### Problem requirements
Go through the records and extract every line with the word "screenshot".

### Web page and app entries
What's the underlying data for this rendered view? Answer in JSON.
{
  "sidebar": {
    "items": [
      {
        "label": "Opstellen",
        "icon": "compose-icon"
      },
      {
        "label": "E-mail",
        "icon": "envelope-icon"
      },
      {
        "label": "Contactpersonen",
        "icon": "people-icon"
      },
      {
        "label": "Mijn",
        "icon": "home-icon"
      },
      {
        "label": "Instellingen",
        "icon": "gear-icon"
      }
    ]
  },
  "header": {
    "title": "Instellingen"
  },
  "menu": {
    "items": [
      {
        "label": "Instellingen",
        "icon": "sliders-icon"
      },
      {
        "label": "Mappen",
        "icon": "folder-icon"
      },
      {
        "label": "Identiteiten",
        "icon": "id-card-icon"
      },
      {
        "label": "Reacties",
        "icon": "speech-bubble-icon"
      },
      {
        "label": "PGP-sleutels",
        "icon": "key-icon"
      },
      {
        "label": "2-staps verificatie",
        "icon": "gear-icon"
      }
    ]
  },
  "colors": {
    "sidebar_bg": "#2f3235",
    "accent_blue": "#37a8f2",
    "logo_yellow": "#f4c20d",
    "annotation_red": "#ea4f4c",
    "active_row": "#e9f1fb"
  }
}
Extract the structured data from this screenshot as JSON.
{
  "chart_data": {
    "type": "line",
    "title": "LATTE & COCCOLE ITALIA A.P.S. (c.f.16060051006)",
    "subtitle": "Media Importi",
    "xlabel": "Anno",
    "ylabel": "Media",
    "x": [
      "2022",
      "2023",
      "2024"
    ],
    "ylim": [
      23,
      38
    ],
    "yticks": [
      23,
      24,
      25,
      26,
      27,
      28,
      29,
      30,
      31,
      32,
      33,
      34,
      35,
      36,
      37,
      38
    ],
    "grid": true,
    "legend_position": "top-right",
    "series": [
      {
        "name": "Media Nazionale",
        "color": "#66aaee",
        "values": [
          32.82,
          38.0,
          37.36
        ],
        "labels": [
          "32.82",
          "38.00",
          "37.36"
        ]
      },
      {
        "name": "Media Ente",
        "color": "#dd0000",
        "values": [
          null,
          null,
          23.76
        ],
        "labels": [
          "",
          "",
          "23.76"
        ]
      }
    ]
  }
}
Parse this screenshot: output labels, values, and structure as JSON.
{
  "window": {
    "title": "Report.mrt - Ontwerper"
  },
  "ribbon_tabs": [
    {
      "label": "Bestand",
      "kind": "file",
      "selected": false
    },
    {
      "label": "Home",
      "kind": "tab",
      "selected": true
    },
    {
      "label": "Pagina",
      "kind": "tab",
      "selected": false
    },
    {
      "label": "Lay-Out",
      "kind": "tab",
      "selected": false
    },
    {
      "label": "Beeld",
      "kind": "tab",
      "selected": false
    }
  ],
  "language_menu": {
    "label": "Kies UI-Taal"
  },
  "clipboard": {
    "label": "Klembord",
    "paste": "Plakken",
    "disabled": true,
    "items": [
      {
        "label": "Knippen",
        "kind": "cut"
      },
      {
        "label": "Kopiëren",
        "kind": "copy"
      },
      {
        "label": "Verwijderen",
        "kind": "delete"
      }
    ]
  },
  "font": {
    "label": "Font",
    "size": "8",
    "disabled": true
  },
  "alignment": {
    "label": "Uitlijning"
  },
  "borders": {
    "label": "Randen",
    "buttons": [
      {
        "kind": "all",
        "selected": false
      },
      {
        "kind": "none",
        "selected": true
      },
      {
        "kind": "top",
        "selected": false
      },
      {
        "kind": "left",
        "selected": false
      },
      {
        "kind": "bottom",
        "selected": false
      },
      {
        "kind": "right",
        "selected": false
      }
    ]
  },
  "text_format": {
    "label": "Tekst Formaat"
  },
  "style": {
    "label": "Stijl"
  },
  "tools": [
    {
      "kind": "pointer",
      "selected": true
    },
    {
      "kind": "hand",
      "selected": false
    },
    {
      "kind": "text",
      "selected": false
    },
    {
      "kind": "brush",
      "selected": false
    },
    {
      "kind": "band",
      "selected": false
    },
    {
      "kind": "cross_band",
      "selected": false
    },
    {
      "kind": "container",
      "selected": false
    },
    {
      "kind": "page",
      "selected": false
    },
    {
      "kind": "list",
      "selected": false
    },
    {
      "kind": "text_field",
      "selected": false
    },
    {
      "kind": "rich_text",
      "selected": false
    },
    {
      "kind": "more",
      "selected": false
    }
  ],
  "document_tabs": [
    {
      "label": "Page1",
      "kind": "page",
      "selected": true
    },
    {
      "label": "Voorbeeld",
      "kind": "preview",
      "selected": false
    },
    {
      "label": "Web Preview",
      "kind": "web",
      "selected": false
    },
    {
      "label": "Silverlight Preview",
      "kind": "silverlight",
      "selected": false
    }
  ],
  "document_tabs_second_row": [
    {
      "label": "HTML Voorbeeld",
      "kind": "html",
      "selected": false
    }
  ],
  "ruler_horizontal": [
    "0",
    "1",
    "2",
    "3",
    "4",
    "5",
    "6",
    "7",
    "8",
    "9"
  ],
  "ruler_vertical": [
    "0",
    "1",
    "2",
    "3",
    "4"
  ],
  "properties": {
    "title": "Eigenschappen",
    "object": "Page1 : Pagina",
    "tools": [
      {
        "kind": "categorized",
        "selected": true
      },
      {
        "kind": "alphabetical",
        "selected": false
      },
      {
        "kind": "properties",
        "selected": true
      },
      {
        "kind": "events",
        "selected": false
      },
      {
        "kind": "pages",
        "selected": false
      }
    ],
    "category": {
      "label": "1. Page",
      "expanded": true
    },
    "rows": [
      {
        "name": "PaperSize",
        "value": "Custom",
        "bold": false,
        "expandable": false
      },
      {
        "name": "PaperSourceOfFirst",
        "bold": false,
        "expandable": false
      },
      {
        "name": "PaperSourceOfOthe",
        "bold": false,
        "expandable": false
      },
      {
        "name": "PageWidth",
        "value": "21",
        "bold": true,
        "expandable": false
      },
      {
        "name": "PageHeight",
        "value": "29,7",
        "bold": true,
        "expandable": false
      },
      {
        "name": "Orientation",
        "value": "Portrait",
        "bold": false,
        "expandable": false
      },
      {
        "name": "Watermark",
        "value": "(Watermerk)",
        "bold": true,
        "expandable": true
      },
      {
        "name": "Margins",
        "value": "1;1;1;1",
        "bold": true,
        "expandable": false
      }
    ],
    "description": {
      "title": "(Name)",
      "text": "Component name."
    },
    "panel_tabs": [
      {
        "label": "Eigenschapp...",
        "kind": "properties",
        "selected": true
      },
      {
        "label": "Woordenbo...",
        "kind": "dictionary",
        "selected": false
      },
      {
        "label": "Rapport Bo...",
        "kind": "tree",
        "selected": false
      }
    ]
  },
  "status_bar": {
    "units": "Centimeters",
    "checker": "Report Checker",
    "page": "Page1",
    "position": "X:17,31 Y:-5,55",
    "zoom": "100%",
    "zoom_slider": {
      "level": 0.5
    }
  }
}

### Solution to this task
Extract the structured data from this screenshot as JSON.
Parse this screenshot: output labels, values, and structure as JSON.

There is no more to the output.